This week it’s Amazon Web Workers “investors” and there have been many before them who have lost significant sums of money to these online scams. Amazon Web Workers was a scam that promised people the opportunity to make money in return for carrying out small tasks online and through bringing in more people.
Amazon Web Workers scam
Users downloaded the Amazon Web Workers app on Google play and were paid for referring others to the platform. Promises were also made that they could earn between KES 2500-5000 every day by “helping Amazon merchants complete e-commerce orders ordering tasks through your mobile phone”. It had levels and people invested different amounts for different levels and got weekly cash payouts. Money was earned through both completing tasks and referring others. The app promised returns of up to 38% within seven days. Thousands of Kenyans it turns out downloaded the app, created accounts and referred their families and friends and began to receive weekly payments. Now all the social media pages of Amazon Web Workers have been pulled down as well as the website. The app can no longer be found on the app store and all their communication channels are offline. As things stand, heartbroken, devastated Kenyan “investors” have no idea how to proceed to recover their money and that of their friends and family.
Online, the reactions from people who had nothing to do with the scam and were unaffected range from mild amusement to “you should have known better”. This sentiment suggesting that people who get duped had it coming because they were chasing easy money is common. However, it’s important not to mention kind to remember that we are living through a pandemic that has led to the loss of income and increased financial precarity for many people. These con artists deliberately preyed on people at the worst possible moment not just locally but globally. How can you protect yourself from these scams?
Here are some indicators that an ‘opportunity’ is a scam or a Ponzi/pyramid scheme:
Participants make money by recruiting people. The more the recruits the higher the earnings.
The promise of extraordinarily high returns on investment with no risk involved. High returns guaranteed regardless of local or global economic factors should be a red flag.
Participants are pressured to join right now because the opportunity may close or because the earlier you join the higher the returns. There is this sense of emergency to it.
The institution or scheme is not registered or the scheme’s ownership is not clear. In this case, even though the scam was named Amazon Web Workers, it had nothing to do with Jeff Bezos’ Amazon.
You are bombarded by testimonials of people who have made a lot of money in a short period of time. Testimonials that feature people constantly on holiday or surrounded by the usual trappings of wealth including huge mansions and luxury cars.
There are investment scams including those involving foreign currency exchange and cryptocurrency because of the increase in interest in the two areas.

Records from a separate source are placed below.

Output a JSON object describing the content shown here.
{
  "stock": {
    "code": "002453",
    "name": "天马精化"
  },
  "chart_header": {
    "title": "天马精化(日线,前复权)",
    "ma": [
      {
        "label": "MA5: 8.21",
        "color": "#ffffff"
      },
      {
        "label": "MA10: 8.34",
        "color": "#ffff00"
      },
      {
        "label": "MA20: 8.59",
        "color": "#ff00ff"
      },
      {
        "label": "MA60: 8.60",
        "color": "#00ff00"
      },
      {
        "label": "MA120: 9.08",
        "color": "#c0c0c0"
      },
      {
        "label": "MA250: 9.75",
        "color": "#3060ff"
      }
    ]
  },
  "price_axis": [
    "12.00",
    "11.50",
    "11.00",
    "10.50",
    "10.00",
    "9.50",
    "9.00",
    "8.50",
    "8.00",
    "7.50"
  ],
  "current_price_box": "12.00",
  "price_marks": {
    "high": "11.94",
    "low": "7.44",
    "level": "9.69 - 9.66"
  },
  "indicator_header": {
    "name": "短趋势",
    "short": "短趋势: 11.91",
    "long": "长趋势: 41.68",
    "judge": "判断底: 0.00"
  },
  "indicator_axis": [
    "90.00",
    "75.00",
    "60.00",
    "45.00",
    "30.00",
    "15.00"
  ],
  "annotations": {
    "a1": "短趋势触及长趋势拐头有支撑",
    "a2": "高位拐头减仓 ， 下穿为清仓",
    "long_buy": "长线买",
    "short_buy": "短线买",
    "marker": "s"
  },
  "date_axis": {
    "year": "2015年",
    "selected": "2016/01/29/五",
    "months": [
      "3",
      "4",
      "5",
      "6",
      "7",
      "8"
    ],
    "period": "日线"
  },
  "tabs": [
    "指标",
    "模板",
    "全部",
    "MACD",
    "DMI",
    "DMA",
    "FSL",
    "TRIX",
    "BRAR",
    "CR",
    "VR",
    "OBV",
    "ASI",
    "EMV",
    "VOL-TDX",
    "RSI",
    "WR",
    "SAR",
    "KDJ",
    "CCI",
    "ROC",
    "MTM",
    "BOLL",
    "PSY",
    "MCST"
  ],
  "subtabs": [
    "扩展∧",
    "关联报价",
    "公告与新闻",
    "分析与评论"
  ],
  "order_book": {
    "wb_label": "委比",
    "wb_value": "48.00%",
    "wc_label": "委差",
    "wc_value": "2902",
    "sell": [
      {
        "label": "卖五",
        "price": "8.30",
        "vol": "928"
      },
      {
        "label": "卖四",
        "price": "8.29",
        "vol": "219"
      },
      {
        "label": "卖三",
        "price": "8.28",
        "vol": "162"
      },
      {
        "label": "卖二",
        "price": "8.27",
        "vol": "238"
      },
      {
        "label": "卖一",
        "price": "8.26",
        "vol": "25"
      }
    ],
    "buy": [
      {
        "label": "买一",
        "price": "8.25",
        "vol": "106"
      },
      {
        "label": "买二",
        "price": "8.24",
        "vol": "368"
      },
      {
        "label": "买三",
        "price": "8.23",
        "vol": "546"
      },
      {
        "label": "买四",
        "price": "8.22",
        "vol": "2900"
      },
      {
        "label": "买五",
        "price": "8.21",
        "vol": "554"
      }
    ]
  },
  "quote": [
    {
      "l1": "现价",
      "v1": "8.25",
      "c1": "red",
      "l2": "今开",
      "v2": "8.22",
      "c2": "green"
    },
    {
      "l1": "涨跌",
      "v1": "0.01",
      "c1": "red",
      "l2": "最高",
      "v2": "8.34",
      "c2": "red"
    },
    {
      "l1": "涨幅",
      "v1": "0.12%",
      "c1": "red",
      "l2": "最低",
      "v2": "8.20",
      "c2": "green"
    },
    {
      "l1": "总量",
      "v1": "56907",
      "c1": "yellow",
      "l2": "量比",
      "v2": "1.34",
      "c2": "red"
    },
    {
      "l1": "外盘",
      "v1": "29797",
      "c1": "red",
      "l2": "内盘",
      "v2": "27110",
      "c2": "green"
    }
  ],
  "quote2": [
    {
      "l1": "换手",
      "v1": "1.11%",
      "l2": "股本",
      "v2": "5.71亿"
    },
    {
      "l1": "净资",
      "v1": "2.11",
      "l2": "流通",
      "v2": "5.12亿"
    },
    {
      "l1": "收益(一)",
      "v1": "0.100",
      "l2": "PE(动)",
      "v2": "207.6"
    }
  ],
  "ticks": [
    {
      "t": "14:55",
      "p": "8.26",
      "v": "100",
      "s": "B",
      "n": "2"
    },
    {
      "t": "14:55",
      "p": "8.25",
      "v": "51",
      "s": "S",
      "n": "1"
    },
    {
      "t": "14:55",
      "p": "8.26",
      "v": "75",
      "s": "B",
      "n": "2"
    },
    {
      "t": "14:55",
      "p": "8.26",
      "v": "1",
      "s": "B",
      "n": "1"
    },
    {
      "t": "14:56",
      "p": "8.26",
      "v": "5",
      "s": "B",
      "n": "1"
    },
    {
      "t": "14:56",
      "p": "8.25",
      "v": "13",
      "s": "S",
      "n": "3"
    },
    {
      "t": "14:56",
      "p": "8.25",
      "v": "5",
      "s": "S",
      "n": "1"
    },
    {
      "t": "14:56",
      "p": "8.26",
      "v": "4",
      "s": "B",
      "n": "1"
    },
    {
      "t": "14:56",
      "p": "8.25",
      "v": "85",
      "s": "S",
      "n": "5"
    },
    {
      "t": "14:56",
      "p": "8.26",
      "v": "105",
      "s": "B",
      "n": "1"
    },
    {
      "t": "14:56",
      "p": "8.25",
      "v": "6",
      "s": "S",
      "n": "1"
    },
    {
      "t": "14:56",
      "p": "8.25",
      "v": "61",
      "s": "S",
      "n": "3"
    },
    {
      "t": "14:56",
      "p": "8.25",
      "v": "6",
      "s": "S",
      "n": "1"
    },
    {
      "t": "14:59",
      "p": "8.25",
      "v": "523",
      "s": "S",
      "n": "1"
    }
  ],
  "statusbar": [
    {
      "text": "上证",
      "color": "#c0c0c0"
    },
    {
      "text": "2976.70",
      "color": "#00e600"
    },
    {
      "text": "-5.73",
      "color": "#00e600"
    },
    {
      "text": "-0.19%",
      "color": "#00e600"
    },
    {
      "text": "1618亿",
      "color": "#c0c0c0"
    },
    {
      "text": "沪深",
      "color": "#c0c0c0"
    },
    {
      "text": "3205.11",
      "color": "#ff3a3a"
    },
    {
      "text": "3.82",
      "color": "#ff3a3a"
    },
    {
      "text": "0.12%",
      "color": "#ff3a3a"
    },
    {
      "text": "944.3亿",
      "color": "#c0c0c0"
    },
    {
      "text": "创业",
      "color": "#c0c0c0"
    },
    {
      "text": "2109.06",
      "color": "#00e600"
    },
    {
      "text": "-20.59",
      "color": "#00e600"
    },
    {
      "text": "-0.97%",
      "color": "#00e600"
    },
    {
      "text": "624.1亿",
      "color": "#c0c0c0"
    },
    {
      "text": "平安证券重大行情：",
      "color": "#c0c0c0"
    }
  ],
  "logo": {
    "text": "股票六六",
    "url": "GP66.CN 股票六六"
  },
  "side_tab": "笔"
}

There is the well-known Nigerian Prince Scam in which someone promises to send you a large sum of money because they are in a bit of a bind and all you need to do is send them your bank details and a little cash to get the whole process rolling.
Reasons why people end up being duped by different scams
They are afraid of missing out on what they believe is a great opportunity.
They are usually introduced to it by people they trust including friends and family.
They are desperate to make money for example because of tough financial times.
They are lonely. It turns out that people are more susceptible to scams when they are lonely.
Be wary of investment opportunities that guarantee extraordinarily high returns and that rely on you bringing in new people to earn money. Amazon Web Workers was not affiliated with Amazon the online store. The scammers capitalized on the trust accorded to Amazon the online retailer. Before risking your money, do your research especially as pertains to the ownership of the company. Trust your gut instinct. Extend some grace and understanding to people who have been scammed. It could happen to the best of us. Stay vigilant.